Declaration by Sahiba Gafarova, Chair of the Committee on Migration, Refugees and Displaced Persons:
“On International Migrants’ Day, I would like us to reflect for a moment on the value of migration over the decades and centuries in shaping our Europe of today. If it were not for the constant movement of peoples and individuals over the lands and seas that form the Council of Europe’s “Greater Europe”, our lives now would be very different. We would not have gathered our unique mix of hybrid cultures and behaviours, faiths and customs, which has not emerged without tensions and struggles but which has given us our greatest citizens, scientists, politicians, thinkers and artists.
The movement of populations across the Continent has sometimes signified invasion, confrontation and war. And, unfortunately, in our contemporary context which combines economic stress, political doubt, the rise of extremist forces and the threat of an ecological meltdown, there is a global tendency towards introspection, isolationism and hostile nationalism, based on a fear of foreign influences which might upturn traditions, burden struggling economies and challenge the fragile status quo.
Statistics, research and observation on the ground, however, show clearly that countries which welcome and integrate migrants socially, economically and culturally are the most successful in the mid- and long term. Immigration is part of the solution to Western Europe’s demographic winter; the influx of skilled workers contributes to the reinforcement of Europe’s labour force; the political, social and cultural landscape benefits from new impetus. Ongoing work in the PACE Committee on Migration, Refugees and Displaced Persons on the value of migrants for society, on integration of migrants in times of critical pressure and on comprehensive responses to the migration crisis all point to migration as a long-term solution entailing only short-lived problems, provided it is handled appropriately.

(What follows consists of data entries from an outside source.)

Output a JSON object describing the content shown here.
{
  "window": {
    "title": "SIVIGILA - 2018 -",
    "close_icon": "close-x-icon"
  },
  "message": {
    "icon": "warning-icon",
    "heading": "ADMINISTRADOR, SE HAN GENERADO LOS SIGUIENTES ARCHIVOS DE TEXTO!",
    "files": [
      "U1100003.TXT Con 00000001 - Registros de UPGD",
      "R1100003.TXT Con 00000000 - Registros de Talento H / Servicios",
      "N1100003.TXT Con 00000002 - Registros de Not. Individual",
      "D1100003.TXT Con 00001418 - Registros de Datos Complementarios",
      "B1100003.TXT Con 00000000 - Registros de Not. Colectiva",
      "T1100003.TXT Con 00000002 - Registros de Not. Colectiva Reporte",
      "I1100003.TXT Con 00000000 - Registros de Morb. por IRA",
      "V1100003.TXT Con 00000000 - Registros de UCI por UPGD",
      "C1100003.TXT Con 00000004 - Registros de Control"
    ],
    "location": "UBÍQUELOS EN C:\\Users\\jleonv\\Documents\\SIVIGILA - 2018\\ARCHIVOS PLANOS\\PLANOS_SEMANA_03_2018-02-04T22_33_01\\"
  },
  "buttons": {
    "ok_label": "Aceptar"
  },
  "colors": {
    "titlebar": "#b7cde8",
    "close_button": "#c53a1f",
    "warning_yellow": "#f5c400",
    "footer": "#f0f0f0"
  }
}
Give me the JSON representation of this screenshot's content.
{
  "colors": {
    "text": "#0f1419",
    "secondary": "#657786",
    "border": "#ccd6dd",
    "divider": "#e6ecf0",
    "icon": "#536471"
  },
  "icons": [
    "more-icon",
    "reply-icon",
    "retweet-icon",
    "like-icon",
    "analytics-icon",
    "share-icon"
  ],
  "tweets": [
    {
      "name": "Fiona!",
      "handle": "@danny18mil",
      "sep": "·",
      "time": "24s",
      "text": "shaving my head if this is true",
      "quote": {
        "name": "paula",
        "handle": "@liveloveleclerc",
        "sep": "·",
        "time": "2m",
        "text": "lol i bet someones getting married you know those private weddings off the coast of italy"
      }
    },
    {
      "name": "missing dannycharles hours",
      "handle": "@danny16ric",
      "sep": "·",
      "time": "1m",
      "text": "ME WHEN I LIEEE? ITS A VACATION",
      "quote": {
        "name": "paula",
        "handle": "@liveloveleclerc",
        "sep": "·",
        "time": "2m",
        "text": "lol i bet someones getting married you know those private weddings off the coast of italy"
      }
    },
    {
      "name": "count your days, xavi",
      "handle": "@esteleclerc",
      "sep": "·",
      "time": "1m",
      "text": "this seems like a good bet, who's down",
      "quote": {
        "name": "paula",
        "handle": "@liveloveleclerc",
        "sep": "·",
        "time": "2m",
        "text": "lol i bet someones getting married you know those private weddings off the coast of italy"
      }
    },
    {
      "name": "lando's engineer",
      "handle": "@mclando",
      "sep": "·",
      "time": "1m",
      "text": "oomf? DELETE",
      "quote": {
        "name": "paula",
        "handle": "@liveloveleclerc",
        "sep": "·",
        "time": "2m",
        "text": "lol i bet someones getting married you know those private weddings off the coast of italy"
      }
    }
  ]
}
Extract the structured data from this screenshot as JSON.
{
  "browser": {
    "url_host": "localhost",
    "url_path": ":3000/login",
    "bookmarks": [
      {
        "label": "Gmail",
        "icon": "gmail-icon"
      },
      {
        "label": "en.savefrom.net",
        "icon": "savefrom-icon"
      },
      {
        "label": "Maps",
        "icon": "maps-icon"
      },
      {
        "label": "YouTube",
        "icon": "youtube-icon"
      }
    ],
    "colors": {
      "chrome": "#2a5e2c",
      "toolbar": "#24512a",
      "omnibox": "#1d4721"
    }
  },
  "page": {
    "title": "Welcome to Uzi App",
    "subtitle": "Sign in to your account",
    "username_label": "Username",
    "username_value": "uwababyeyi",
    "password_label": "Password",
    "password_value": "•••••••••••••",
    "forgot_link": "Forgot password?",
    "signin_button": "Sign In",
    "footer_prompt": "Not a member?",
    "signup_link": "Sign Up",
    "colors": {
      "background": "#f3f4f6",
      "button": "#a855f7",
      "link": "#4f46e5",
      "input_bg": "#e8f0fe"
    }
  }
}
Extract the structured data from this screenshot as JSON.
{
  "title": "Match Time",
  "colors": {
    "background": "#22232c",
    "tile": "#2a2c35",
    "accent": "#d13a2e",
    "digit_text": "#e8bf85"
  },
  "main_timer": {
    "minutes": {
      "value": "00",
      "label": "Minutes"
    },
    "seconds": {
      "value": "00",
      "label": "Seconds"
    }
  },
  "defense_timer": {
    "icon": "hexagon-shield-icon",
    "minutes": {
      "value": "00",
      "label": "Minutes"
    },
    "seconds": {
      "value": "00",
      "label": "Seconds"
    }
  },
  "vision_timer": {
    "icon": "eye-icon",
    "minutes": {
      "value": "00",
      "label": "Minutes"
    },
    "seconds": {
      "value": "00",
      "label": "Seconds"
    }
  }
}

So on International Migrants’ Day, I urge all our member States, international organisations and civil society to make further efforts to welcome the current migration influx, to look upon the arrival of optimistic and motivated adults, children and young people in Europe as an asset, and to treat their arrival with humanity and long-sightedness. Migration today is not a crisis or a threat, it is an opportunity for all of us.”